▶ _Information given_
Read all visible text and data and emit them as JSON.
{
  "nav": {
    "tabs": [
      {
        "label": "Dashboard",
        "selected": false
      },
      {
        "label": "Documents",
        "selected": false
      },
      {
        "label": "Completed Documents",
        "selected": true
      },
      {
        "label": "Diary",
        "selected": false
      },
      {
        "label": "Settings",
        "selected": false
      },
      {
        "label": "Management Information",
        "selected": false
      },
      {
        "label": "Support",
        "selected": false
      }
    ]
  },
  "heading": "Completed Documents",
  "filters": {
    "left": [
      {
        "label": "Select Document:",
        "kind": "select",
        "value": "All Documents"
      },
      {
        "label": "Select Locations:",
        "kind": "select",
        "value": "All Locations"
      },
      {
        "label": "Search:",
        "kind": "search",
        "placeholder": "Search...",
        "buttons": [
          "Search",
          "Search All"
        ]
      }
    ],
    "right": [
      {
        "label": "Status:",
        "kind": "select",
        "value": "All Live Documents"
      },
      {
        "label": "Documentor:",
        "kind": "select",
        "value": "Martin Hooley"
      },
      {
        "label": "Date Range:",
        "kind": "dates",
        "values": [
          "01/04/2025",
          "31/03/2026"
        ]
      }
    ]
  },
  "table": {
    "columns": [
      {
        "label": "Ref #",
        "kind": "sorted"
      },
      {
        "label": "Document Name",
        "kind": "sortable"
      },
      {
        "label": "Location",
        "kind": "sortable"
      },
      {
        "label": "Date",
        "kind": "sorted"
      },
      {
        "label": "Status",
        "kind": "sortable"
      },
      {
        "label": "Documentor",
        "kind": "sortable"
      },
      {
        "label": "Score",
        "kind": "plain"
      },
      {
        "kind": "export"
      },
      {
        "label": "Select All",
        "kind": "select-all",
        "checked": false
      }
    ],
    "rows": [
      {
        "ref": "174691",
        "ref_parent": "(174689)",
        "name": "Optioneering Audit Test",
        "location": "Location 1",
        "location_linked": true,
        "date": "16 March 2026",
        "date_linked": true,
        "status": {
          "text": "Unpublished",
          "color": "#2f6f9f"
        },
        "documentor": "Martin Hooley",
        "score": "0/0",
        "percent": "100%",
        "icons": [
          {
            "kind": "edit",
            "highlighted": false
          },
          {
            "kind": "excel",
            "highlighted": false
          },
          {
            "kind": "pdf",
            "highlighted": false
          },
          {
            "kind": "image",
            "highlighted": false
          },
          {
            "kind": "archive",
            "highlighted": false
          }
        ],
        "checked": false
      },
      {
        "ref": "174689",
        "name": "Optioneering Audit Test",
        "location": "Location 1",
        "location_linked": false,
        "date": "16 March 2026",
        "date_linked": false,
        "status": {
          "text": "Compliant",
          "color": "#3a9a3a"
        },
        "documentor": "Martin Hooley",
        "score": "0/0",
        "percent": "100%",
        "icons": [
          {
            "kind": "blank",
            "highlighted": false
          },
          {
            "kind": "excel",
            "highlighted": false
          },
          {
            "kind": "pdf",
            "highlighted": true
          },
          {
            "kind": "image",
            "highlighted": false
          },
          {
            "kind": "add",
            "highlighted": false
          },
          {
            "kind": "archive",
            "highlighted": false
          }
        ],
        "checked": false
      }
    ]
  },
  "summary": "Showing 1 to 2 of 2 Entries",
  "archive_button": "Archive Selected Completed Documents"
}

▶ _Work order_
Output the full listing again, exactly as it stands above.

▶ _Exercise response_
Read all visible text and data and emit them as JSON.
{
  "nav": {
    "tabs": [
      {
        "label": "Dashboard",
        "selected": false
      },
      {
        "label": "Documents",
        "selected": false
      },
      {
        "label": "Completed Documents",
        "selected": true
      },
      {
        "label": "Diary",
        "selected": false
      },
      {
        "label": "Settings",
        "selected": false
      },
      {
        "label": "Management Information",
        "selected": false
      },
      {
        "label": "Support",
        "selected": false
      }
    ]
  },
  "heading": "Completed Documents",
  "filters": {
    "left": [
      {
        "label": "Select Document:",
        "kind": "select",
        "value": "All Documents"
      },
      {
        "label": "Select Locations:",
        "kind": "select",
        "value": "All Locations"
      },
      {
        "label": "Search:",
        "kind": "search",
        "placeholder": "Search...",
        "buttons": [
          "Search",
          "Search All"
        ]
      }
    ],
    "right": [
      {
        "label": "Status:",
        "kind": "select",
        "value": "All Live Documents"
      },
      {
        "label": "Documentor:",
        "kind": "select",
        "value": "Martin Hooley"
      },
      {
        "label": "Date Range:",
        "kind": "dates",
        "values": [
          "01/04/2025",
          "31/03/2026"
        ]
      }
    ]
  },
  "table": {
    "columns": [
      {
        "label": "Ref #",
        "kind": "sorted"
      },
      {
        "label": "Document Name",
        "kind": "sortable"
      },
      {
        "label": "Location",
        "kind": "sortable"
      },
      {
        "label": "Date",
        "kind": "sorted"
      },
      {
        "label": "Status",
        "kind": "sortable"
      },
      {
        "label": "Documentor",
        "kind": "sortable"
      },
      {
        "label": "Score",
        "kind": "plain"
      },
      {
        "kind": "export"
      },
      {
        "label": "Select All",
        "kind": "select-all",
        "checked": false
      }
    ],
    "rows": [
      {
        "ref": "174691",
        "ref_parent": "(174689)",
        "name": "Optioneering Audit Test",
        "location": "Location 1",
        "location_linked": true,
        "date": "16 March 2026",
        "date_linked": true,
        "status": {
          "text": "Unpublished",
          "color": "#2f6f9f"
        },
        "documentor": "Martin Hooley",
        "score": "0/0",
        "percent": "100%",
        "icons": [
          {
            "kind": "edit",
            "highlighted": false
          },
          {
            "kind": "excel",
            "highlighted": false
          },
          {
            "kind": "pdf",
            "highlighted": false
          },
          {
            "kind": "image",
            "highlighted": false
          },
          {
            "kind": "archive",
            "highlighted": false
          }
        ],
        "checked": false
      },
      {
        "ref": "174689",
        "name": "Optioneering Audit Test",
        "location": "Location 1",
        "location_linked": false,
        "date": "16 March 2026",
        "date_linked": false,
        "status": {
          "text": "Compliant",
          "color": "#3a9a3a"
        },
        "documentor": "Martin Hooley",
        "score": "0/0",
        "percent": "100%",
        "icons": [
          {
            "kind": "blank",
            "highlighted": false
          },
          {
            "kind": "excel",
            "highlighted": false
          },
          {
            "kind": "pdf",
            "highlighted": true
          },
          {
            "kind": "image",
            "highlighted": false
          },
          {
            "kind": "add",
            "highlighted": false
          },
          {
            "kind": "archive",
            "highlighted": false
          }
        ],
        "checked": false
      }
    ]
  },
  "summary": "Showing 1 to 2 of 2 Entries",
  "archive_button": "Archive Selected Completed Documents"
}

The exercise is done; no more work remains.